> _DESCRIPTION OF THE TASK_
Your answer should be one number, the count of lines in the data that hold "распределена".

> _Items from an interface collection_
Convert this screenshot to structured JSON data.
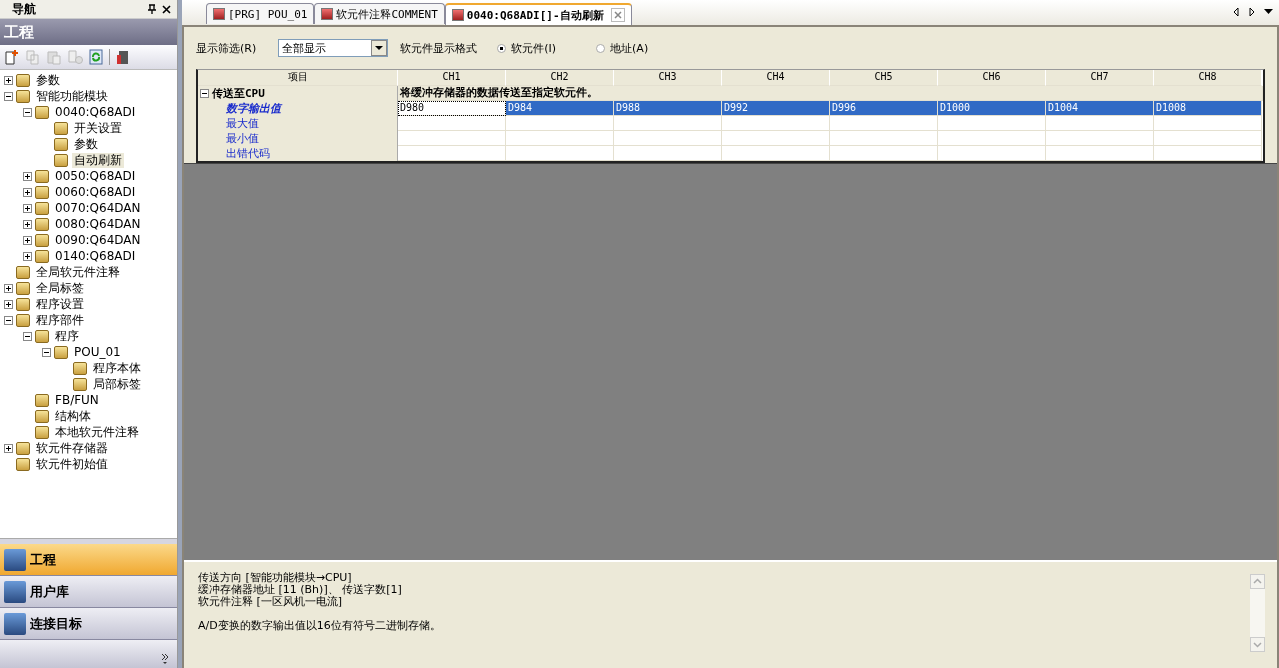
{
  "nav": {
    "title": "导航",
    "section": "工程",
    "tree": [
      {
        "label": "参数",
        "expanded": false,
        "selected": false
      },
      {
        "label": "智能功能模块",
        "expanded": true,
        "selected": false,
        "children": [
          {
            "label": "0040:Q68ADI",
            "expanded": true,
            "selected": false,
            "children": [
              {
                "label": "开关设置",
                "selected": false
              },
              {
                "label": "参数",
                "selected": false
              },
              {
                "label": "自动刷新",
                "selected": true
              }
            ]
          },
          {
            "label": "0050:Q68ADI",
            "expanded": false,
            "selected": false
          },
          {
            "label": "0060:Q68ADI",
            "expanded": false,
            "selected": false
          },
          {
            "label": "0070:Q64DAN",
            "expanded": false,
            "selected": false
          },
          {
            "label": "0080:Q64DAN",
            "expanded": false,
            "selected": false
          },
          {
            "label": "0090:Q64DAN",
            "expanded": false,
            "selected": false
          },
          {
            "label": "0140:Q68ADI",
            "expanded": false,
            "selected": false
          }
        ]
      },
      {
        "label": "全局软元件注释",
        "selected": false
      },
      {
        "label": "全局标签",
        "expanded": false,
        "selected": false
      },
      {
        "label": "程序设置",
        "expanded": false,
        "selected": false
      },
      {
        "label": "程序部件",
        "expanded": true,
        "selected": false,
        "children": [
          {
            "label": "程序",
            "expanded": true,
            "selected": false,
            "children": [
              {
                "label": "POU_01",
                "expanded": true,
                "selected": false,
                "children": [
                  {
                    "label": "程序本体",
                    "selected": false
                  },
                  {
                    "label": "局部标签",
                    "selected": false
                  }
                ]
              }
            ]
          },
          {
            "label": "FB/FUN",
            "selected": false
          },
          {
            "label": "结构体",
            "selected": false
          },
          {
            "label": "本地软元件注释",
            "selected": false
          }
        ]
      },
      {
        "label": "软元件存储器",
        "expanded": false,
        "selected": false
      },
      {
        "label": "软元件初始值",
        "selected": false
      }
    ],
    "buttons": [
      {
        "label": "工程",
        "selected": true
      },
      {
        "label": "用户库",
        "selected": false
      },
      {
        "label": "连接目标",
        "selected": false
      }
    ]
  },
  "tabs": [
    {
      "label": "[PRG] POU_01",
      "selected": false
    },
    {
      "label": "软元件注释COMMENT",
      "selected": false
    },
    {
      "label": "0040:Q68ADI[]-自动刷新",
      "selected": true
    }
  ],
  "filter": {
    "label": "显示筛选(R)",
    "value": "全部显示",
    "format_label": "软元件显示格式",
    "options": [
      {
        "label": "软元件(I)",
        "selected": true
      },
      {
        "label": "地址(A)",
        "selected": false
      }
    ]
  },
  "grid": {
    "columns": [
      "项目",
      "CH1",
      "CH2",
      "CH3",
      "CH4",
      "CH5",
      "CH6",
      "CH7",
      "CH8"
    ],
    "group": {
      "label": "传送至CPU",
      "expanded": true,
      "description": "将缓冲存储器的数据传送至指定软元件。"
    },
    "rows": [
      {
        "label": "数字输出值",
        "selected": true,
        "cells": [
          {
            "text": "D980",
            "focused": true
          },
          {
            "text": "D984",
            "focused": false
          },
          {
            "text": "D988",
            "focused": false
          },
          {
            "text": "D992",
            "focused": false
          },
          {
            "text": "D996",
            "focused": false
          },
          {
            "text": "D1000",
            "focused": false
          },
          {
            "text": "D1004",
            "focused": false
          },
          {
            "text": "D1008",
            "focused": false
          }
        ]
      },
      {
        "label": "最大值",
        "selected": false
      },
      {
        "label": "最小值",
        "selected": false
      },
      {
        "label": "出错代码",
        "selected": false
      }
    ]
  },
  "details": {
    "lines": [
      "传送方向 [智能功能模块→CPU]",
      "缓冲存储器地址 [11 (Bh)]、 传送字数[1]",
      "软元件注释 [一区风机一电流]"
    ],
    "note": "A/D变换的数字输出值以16位有符号二进制存储。"
  }
}
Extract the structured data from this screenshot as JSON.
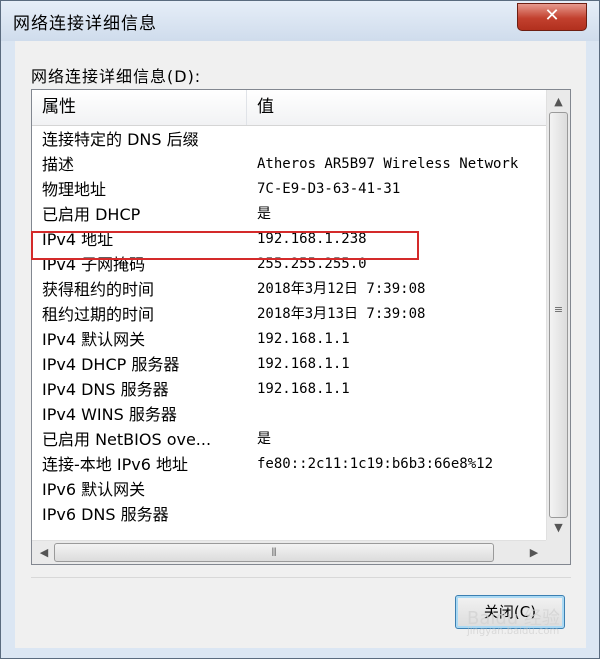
{
  "window": {
    "title": "网络连接详细信息",
    "close_glyph": "✕"
  },
  "section": {
    "label": "网络连接详细信息(D):"
  },
  "table": {
    "columns": [
      "属性",
      "值"
    ],
    "rows": [
      {
        "name": "连接特定的 DNS 后缀",
        "value": ""
      },
      {
        "name": "描述",
        "value": "Atheros AR5B97 Wireless Network"
      },
      {
        "name": "物理地址",
        "value": "7C-E9-D3-63-41-31"
      },
      {
        "name": "已启用 DHCP",
        "value": "是"
      },
      {
        "name": "IPv4 地址",
        "value": "192.168.1.238",
        "highlighted": true
      },
      {
        "name": "IPv4 子网掩码",
        "value": "255.255.255.0"
      },
      {
        "name": "获得租约的时间",
        "value": "2018年3月12日 7:39:08"
      },
      {
        "name": "租约过期的时间",
        "value": "2018年3月13日 7:39:08"
      },
      {
        "name": "IPv4 默认网关",
        "value": "192.168.1.1"
      },
      {
        "name": "IPv4 DHCP 服务器",
        "value": "192.168.1.1"
      },
      {
        "name": "IPv4 DNS 服务器",
        "value": "192.168.1.1"
      },
      {
        "name": "IPv4 WINS 服务器",
        "value": ""
      },
      {
        "name": "已启用 NetBIOS ove...",
        "value": "是"
      },
      {
        "name": "连接-本地 IPv6 地址",
        "value": "fe80::2c11:1c19:b6b3:66e8%12"
      },
      {
        "name": "IPv6 默认网关",
        "value": ""
      },
      {
        "name": "IPv6 DNS 服务器",
        "value": ""
      }
    ]
  },
  "scrollbars": {
    "up": "▲",
    "down": "▼",
    "left": "◀",
    "right": "▶",
    "v_grip": "≡",
    "h_grip": "⦀"
  },
  "buttons": {
    "close_label": "关闭(C)"
  },
  "watermark": {
    "text": "Baidu 经验",
    "sub": "jingyan.baidu.com"
  },
  "colors": {
    "highlight_border": "#d42a2a",
    "titlebar": "#dbe6f3",
    "close_button": "#c2402e"
  }
}
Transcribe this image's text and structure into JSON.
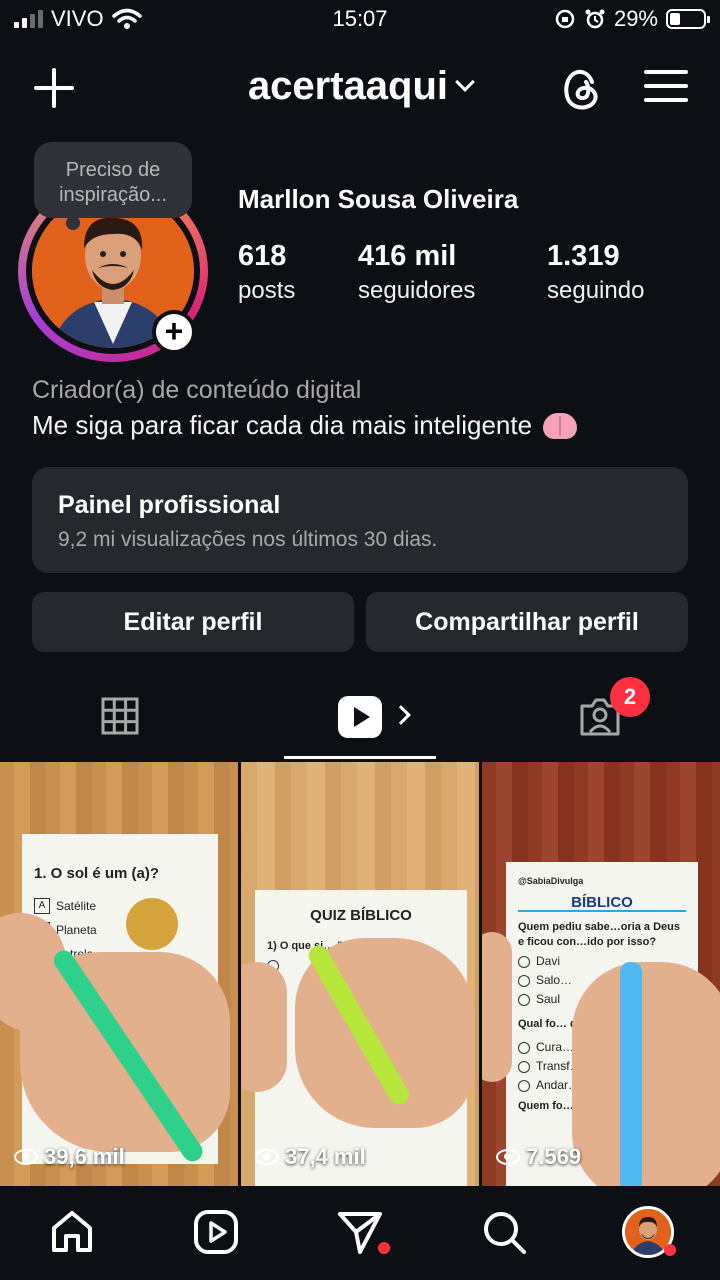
{
  "status_bar": {
    "carrier": "VIVO",
    "time": "15:07",
    "battery": "29%",
    "battery_level": 0.29,
    "icons": [
      "signal-icon",
      "wifi-icon",
      "orientation-lock-icon",
      "alarm-icon",
      "battery-icon"
    ]
  },
  "header": {
    "username": "acertaaqui",
    "icons": [
      "plus-icon",
      "chevron-down-icon",
      "threads-icon",
      "menu-icon"
    ]
  },
  "profile": {
    "note": "Preciso de inspiração...",
    "full_name": "Marllon Sousa Oliveira",
    "stats": [
      {
        "value": "618",
        "label": "posts"
      },
      {
        "value": "416 mil",
        "label": "seguidores"
      },
      {
        "value": "1.319",
        "label": "seguindo"
      }
    ],
    "category": "Criador(a) de conteúdo digital",
    "bio": "Me siga para ficar cada dia mais inteligente",
    "bio_emoji_icon": "brain-icon"
  },
  "professional_panel": {
    "title": "Painel profissional",
    "subtitle": "9,2 mi visualizações nos últimos 30 dias."
  },
  "buttons": {
    "edit": "Editar perfil",
    "share": "Compartilhar perfil"
  },
  "tabs": {
    "items": [
      "grid-icon",
      "reels-icon",
      "tagged-icon"
    ],
    "active": "reels",
    "tagged_badge": "2"
  },
  "reels": [
    {
      "views": "39,6 mil",
      "question": "1. O sol é um (a)?",
      "options": [
        {
          "key": "A",
          "text": "Satélite"
        },
        {
          "key": "B",
          "text": "Planeta"
        },
        {
          "key": "C",
          "text": "Estrela"
        }
      ]
    },
    {
      "views": "37,4 mil",
      "title": "QUIZ BÍBLICO",
      "question": "1) O que si… \"ALELUIA\"?"
    },
    {
      "views": "7.569",
      "watermark": "@SabiaDivulga",
      "title": "BÍBLICO",
      "question": "Quem pediu sabe…oria a Deus e ficou con…ido por isso?",
      "options": [
        "Davi",
        "Salo…",
        "Saul"
      ],
      "question2": "Qual fo… de Jesu…",
      "options2": [
        "Cura…",
        "Transf…",
        "Andar…"
      ],
      "footer": "Quem fo…"
    }
  ],
  "bottom_nav": {
    "items": [
      "home-icon",
      "reels-nav-icon",
      "direct-message-icon",
      "search-icon",
      "profile-avatar"
    ]
  },
  "colors": {
    "background": "#0c1014",
    "card": "#25292e",
    "badge": "#ff3040",
    "text_secondary": "#a8a8a8"
  }
}
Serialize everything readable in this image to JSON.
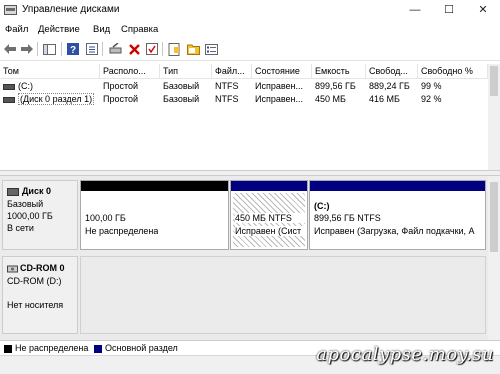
{
  "window": {
    "title": "Управление дисками",
    "controls": {
      "minimize": "—",
      "maximize": "☐",
      "close": "✕"
    }
  },
  "menu": [
    "Файл",
    "Действие",
    "Вид",
    "Справка"
  ],
  "toolbar": {
    "icons": [
      "back-icon",
      "forward-icon",
      "console-tree-icon",
      "help-icon",
      "properties-icon",
      "connect-icon",
      "delete-icon",
      "check-icon",
      "folder-icon",
      "open-folder-icon",
      "list-view-icon"
    ]
  },
  "volume_list": {
    "columns": [
      "Том",
      "Располо...",
      "Тип",
      "Файл...",
      "Состояние",
      "Емкость",
      "Свобод...",
      "Свободно %"
    ],
    "rows": [
      {
        "name": "(C:)",
        "layout": "Простой",
        "type": "Базовый",
        "fs": "NTFS",
        "status": "Исправен...",
        "capacity": "899,56 ГБ",
        "free": "889,24 ГБ",
        "free_pct": "99 %"
      },
      {
        "name": "(Диск 0 раздел 1)",
        "layout": "Простой",
        "type": "Базовый",
        "fs": "NTFS",
        "status": "Исправен...",
        "capacity": "450 МБ",
        "free": "416 МБ",
        "free_pct": "92 %"
      }
    ]
  },
  "disks": [
    {
      "name": "Диск 0",
      "type": "Базовый",
      "size": "1000,00 ГБ",
      "state": "В сети",
      "partitions": [
        {
          "size": "100,00 ГБ",
          "status": "Не распределена",
          "bar_color": "#000000",
          "hatched": false
        },
        {
          "size": "450 МБ NTFS",
          "status": "Исправен (Сист",
          "bar_color": "#000080",
          "hatched": true
        },
        {
          "label": "(C:)",
          "size": "899,56 ГБ NTFS",
          "status": "Исправен (Загрузка, Файл подкачки, А",
          "bar_color": "#000080",
          "hatched": false
        }
      ]
    },
    {
      "name": "CD-ROM 0",
      "type": "CD-ROM (D:)",
      "state": "Нет носителя"
    }
  ],
  "legend": [
    {
      "label": "Не распределена",
      "color": "#000000"
    },
    {
      "label": "Основной раздел",
      "color": "#000080"
    }
  ],
  "watermark": "apocalypse.moy.su"
}
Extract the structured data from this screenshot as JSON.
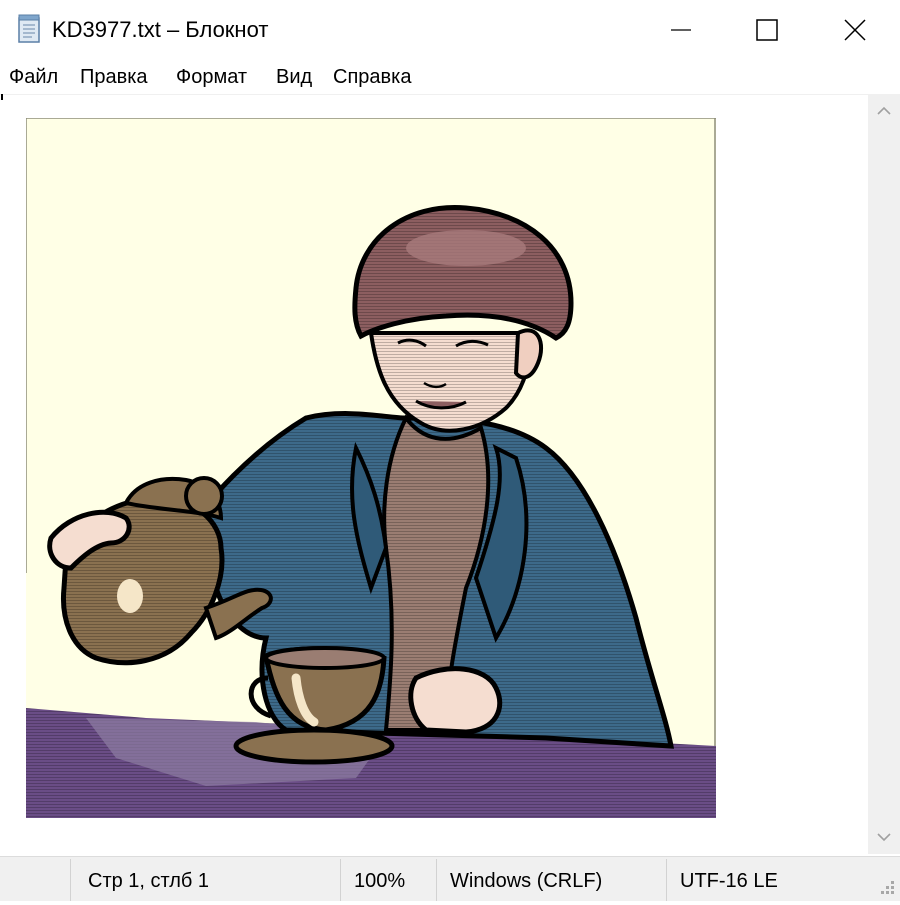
{
  "window": {
    "title": "KD3977.txt – Блокнот",
    "icon": "notepad-icon",
    "controls": [
      "minimize-icon",
      "maximize-icon",
      "close-icon"
    ]
  },
  "menu": {
    "items": [
      "Файл",
      "Правка",
      "Формат",
      "Вид",
      "Справка"
    ]
  },
  "scrollbar": {
    "up_icon": "chevron-up-icon",
    "down_icon": "chevron-down-icon"
  },
  "status": {
    "position": "Стр 1, стлб 1",
    "zoom": "100%",
    "line_endings": "Windows (CRLF)",
    "encoding": "UTF-16 LE"
  },
  "colors": {
    "background": "#ffffcc",
    "jacket": "#3d6a8a",
    "hat": "#8c5e60",
    "skin": "#f5ddd0",
    "teapot": "#8a7150",
    "table": "#6a4d86",
    "outline": "#000000",
    "statusbar": "#f0f0f0"
  }
}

> _RESPONSE TO THIS TASK_
2